I’ve worked off and on at the San Diego Comic-Con Convention (SDCC) for the past 25 years. (SDCC, running July 9-12, is currently celebrating its 46th year.) I remember when it was a medium-sized, niche convention geared toward comics fans—a time when celebrities freely walked the exhibit floor without security and it was pretty easy to book a panel for your brand. And I’ve seen Comic-Con evolve into the mammoth, Hollywood-and-superhero-centric event it is today: with attendance topping 130,000 in recent years, nearly 700 panels, and so many events that SDCC has burst the seams of the San Diego Convention Center and now flows into off-site locations in nearby hotels, restaurants and parks. How is a marketer or publicist supposed to gain traction amid all that noise?
I checked in with Elliott Serrano, the founder and “CGO” (Chief Geek Officer) of the Chicago-based blog Geek To Me (geektome.net) and a former writer for the comic-book series “Army of Darkness.” Serrano is also a Con veteran who’s seen plenty of marketing successes and mistakes in 20+ years of attending comic conventions.
Q: How did you get your start in comic conventions?
A: I started when I was in high school, as a fan buying a one-day ticket to Wizard World, now known as Chicago Comic-Con. Then I got the bug and wanted to go for the whole weekend but couldn’t afford it, so I volunteered for the convention and got some cool swag. Then I became press, covering it for blogs and websites. Now there are so many people asking for press credentials that a friend who’s a local NBC news anchor says it’s easier for him to get credentialed for the Super Bowl than for Comic-Con. I’m not even going to SDCC this year—with press releases going out immediately after panels and so many events streaming live, I can cover the whole thing from home.
Q: So what can PR and marketing people do to reach you with a unique message?
A: Relationships between press and publicists are important. Offering exclusives or giving press more lead-time on a news event would make a difference. Embargoes are frustrating: The publicist says, “I want you to be prepared when the news hits, but please respect the embargo.” And the press person thinks, “If I can just play with the edges of the embargo, I can boost my click-throughs.” I’d like to help you capitalize on your event and boost my own traffic.

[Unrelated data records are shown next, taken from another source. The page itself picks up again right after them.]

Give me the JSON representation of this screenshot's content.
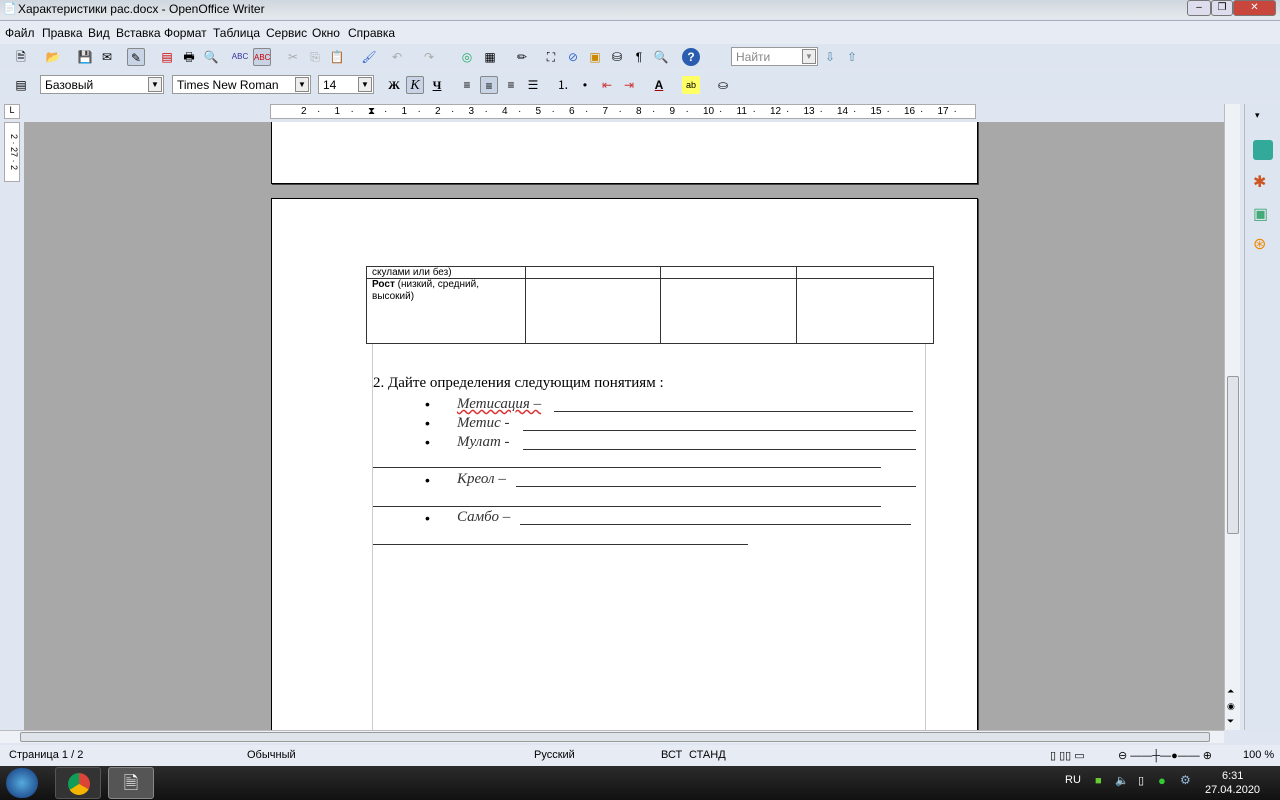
{
  "window": {
    "title": "Характеристики рас.docx - OpenOffice Writer"
  },
  "menu": [
    "Файл",
    "Правка",
    "Вид",
    "Вставка",
    "Формат",
    "Таблица",
    "Сервис",
    "Окно",
    "Справка"
  ],
  "toolbar": {
    "find_placeholder": "Найти"
  },
  "format": {
    "style": "Базовый",
    "font": "Times New Roman",
    "size": "14",
    "bold": "Ж",
    "italic": "К",
    "underline": "Ч"
  },
  "ruler": [
    "2",
    "1",
    "",
    "1",
    "2",
    "3",
    "4",
    "5",
    "6",
    "7",
    "8",
    "9",
    "10",
    "11",
    "12",
    "13",
    "14",
    "15",
    "16",
    "17"
  ],
  "vruler": "2 · 27 · 2",
  "document": {
    "table": {
      "row1": [
        "скулами или без)",
        "",
        "",
        ""
      ],
      "row2_bold": "Рост",
      "row2_rest": " (низкий, средний, высокий)"
    },
    "heading": "2. Дайте определения следующим понятиям :",
    "items": [
      "Метисация –",
      "Метис -",
      "Мулат -",
      "Креол –",
      "Самбо –"
    ]
  },
  "status": {
    "page": "Страница  1 / 2",
    "style": "Обычный",
    "language": "Русский",
    "insert": "ВСТ",
    "selection": "СТАНД",
    "zoom": "100 %"
  },
  "taskbar": {
    "lang": "RU",
    "time": "6:31",
    "date": "27.04.2020"
  }
}
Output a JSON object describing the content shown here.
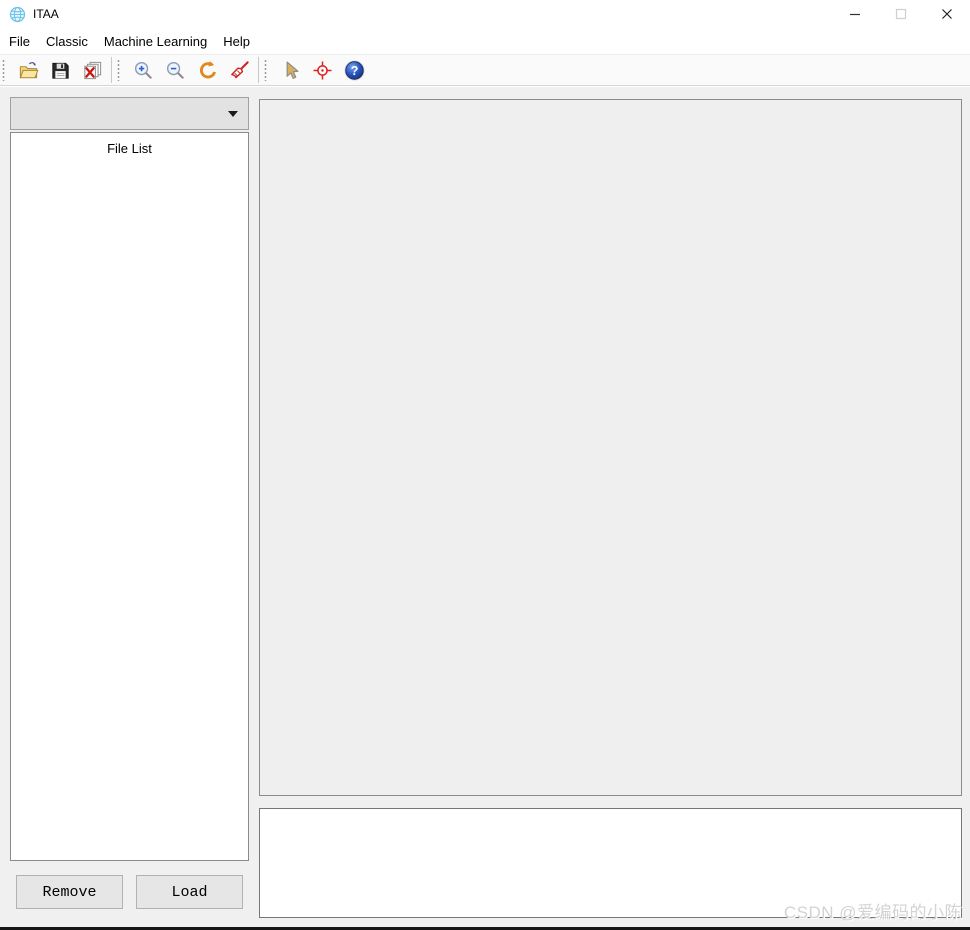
{
  "window": {
    "title": "ITAA"
  },
  "menu": {
    "items": [
      "File",
      "Classic",
      "Machine Learning",
      "Help"
    ]
  },
  "toolbar": {
    "groups": [
      {
        "icons": [
          "open-file-icon",
          "save-icon",
          "close-images-icon"
        ]
      },
      {
        "icons": [
          "zoom-in-icon",
          "zoom-out-icon",
          "reset-view-icon",
          "clear-brush-icon"
        ]
      },
      {
        "icons": [
          "pointer-tool-icon",
          "crosshair-tool-icon",
          "help-icon"
        ]
      }
    ]
  },
  "sidebar": {
    "combo_value": "",
    "file_list_title": "File List",
    "remove_button": "Remove",
    "load_button": "Load"
  },
  "watermark": "CSDN @爱编码的小陈",
  "colors": {
    "client_bg": "#f0f0f0",
    "panel_bg": "#efefef",
    "danger_red": "#cc2222",
    "help_blue": "#2a55c0",
    "folder_yellow": "#f2d57e",
    "globe_blue": "#6ec3e8"
  }
}
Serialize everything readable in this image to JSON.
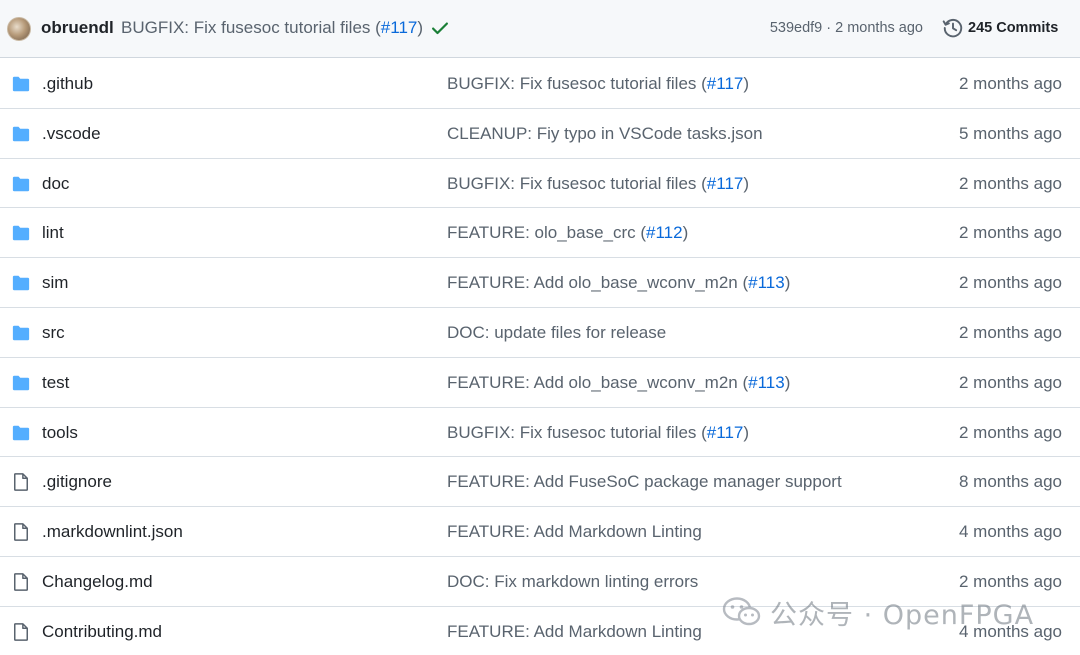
{
  "latest_commit": {
    "author": "obruendl",
    "message_prefix": "BUGFIX: Fix fusesoc tutorial files (",
    "message_pr": "#117",
    "message_suffix": ")",
    "sha": "539edf9",
    "separator": " · ",
    "age": "2 months ago",
    "commits_label": "245 Commits",
    "status_color": "#1a7f37"
  },
  "colors": {
    "folder": "#54aeff",
    "link": "#0969da",
    "muted": "#59636e"
  },
  "entries": [
    {
      "type": "folder",
      "icon": "folder-icon",
      "name": ".github",
      "msg_prefix": "BUGFIX: Fix fusesoc tutorial files (",
      "msg_pr": "#117",
      "msg_suffix": ")",
      "age": "2 months ago"
    },
    {
      "type": "folder",
      "icon": "folder-icon",
      "name": ".vscode",
      "msg_prefix": "CLEANUP: Fiy typo in VSCode tasks.json",
      "msg_pr": "",
      "msg_suffix": "",
      "age": "5 months ago"
    },
    {
      "type": "folder",
      "icon": "folder-icon",
      "name": "doc",
      "msg_prefix": "BUGFIX: Fix fusesoc tutorial files (",
      "msg_pr": "#117",
      "msg_suffix": ")",
      "age": "2 months ago"
    },
    {
      "type": "folder",
      "icon": "folder-icon",
      "name": "lint",
      "msg_prefix": "FEATURE: olo_base_crc (",
      "msg_pr": "#112",
      "msg_suffix": ")",
      "age": "2 months ago"
    },
    {
      "type": "folder",
      "icon": "folder-icon",
      "name": "sim",
      "msg_prefix": "FEATURE: Add olo_base_wconv_m2n (",
      "msg_pr": "#113",
      "msg_suffix": ")",
      "age": "2 months ago"
    },
    {
      "type": "folder",
      "icon": "folder-icon",
      "name": "src",
      "msg_prefix": "DOC: update files for release",
      "msg_pr": "",
      "msg_suffix": "",
      "age": "2 months ago"
    },
    {
      "type": "folder",
      "icon": "folder-icon",
      "name": "test",
      "msg_prefix": "FEATURE: Add olo_base_wconv_m2n (",
      "msg_pr": "#113",
      "msg_suffix": ")",
      "age": "2 months ago"
    },
    {
      "type": "folder",
      "icon": "folder-icon",
      "name": "tools",
      "msg_prefix": "BUGFIX: Fix fusesoc tutorial files (",
      "msg_pr": "#117",
      "msg_suffix": ")",
      "age": "2 months ago"
    },
    {
      "type": "file",
      "icon": "file-icon",
      "name": ".gitignore",
      "msg_prefix": "FEATURE: Add FuseSoC package manager support",
      "msg_pr": "",
      "msg_suffix": "",
      "age": "8 months ago"
    },
    {
      "type": "file",
      "icon": "file-icon",
      "name": ".markdownlint.json",
      "msg_prefix": "FEATURE: Add Markdown Linting",
      "msg_pr": "",
      "msg_suffix": "",
      "age": "4 months ago"
    },
    {
      "type": "file",
      "icon": "file-icon",
      "name": "Changelog.md",
      "msg_prefix": "DOC: Fix markdown linting errors",
      "msg_pr": "",
      "msg_suffix": "",
      "age": "2 months ago"
    },
    {
      "type": "file",
      "icon": "file-icon",
      "name": "Contributing.md",
      "msg_prefix": "FEATURE: Add Markdown Linting",
      "msg_pr": "",
      "msg_suffix": "",
      "age": "4 months ago"
    }
  ],
  "watermark": {
    "text": "公众号 · OpenFPGA",
    "icon": "wechat-icon"
  }
}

That requires a relationship.
Q: What marketing events have really caught your attention?
A: A lot of times it’s just a fun trailer. Something creative that catches on and that people share online. “Mad Max” was huge on social media, and they didn’t even make a big deal of the stars. A good trailer should make me want to see more without showing too much. It makes me crazy when I see a trailer and think, “Well, I just saw the movie.”
Sometimes it’s a trend. Right now there’s a huge emerging female market in comics and science fiction. Look at “Hunger Games”: Jennifer Lawrence is an action hero now. Charlize Theron in “Mad Max” pushed the story forward more than Max did. Remember that the female market is not a girly market; it’s not all pink and purple. If you’re marketing to women, make sure it’s a kick-ass female hero.
Q: What about using celebrities and guerilla marketing, like having costumed characters walking through the convention floor?
A: The problem with celebrities is that fans shift as to who is the most relevant this minute. You can go from, “Wow, that’s so cool!” to “Where’d they get him?” I personally think the celebrity angle is over-rated now.
And the signal-to-noise ratio at Comic-Con is so overwhelming, you can end up with five different guerrilla marketing events going on at the same time and no one notices. Gimmicks like driving on stage in a truck may be splashy, but does that make me want to see the movie or buy the brand? Gillette did a promotion with superhero razors, but when you got right down to it, they were fictional razors that didn’t even exist. Where’s the actual razor I can go into a store and buy? You’ve got to have good content behind it all.
Q: So what marketing tactics do work? Swag?
A: Good swag can give you good buzz. At a “Clone Wars” screening, LucasFIlm gave me the press kit on a Darth Maul flashdrive. I didn’t have to be carrying around a big envelope of papers, it had all the PDFs and the images, it was environmentally friendly—and I could use it later. Every time I put it in my USB drive, I thought of “Clone Wars.”
Q: Is Comic-Con still relevant for marketing?
A: People do get excited about Comic-Cons, especially now that they’re expanding into new markets that haven’t been tapped yet. Wizard World just did their first one in Iowa, and it was huge. My advice would be to go into the smaller markets. That’s where the audience is so enthusiastic because they’ve never seen all this stuff before. Plus it doesn’t cost you as much.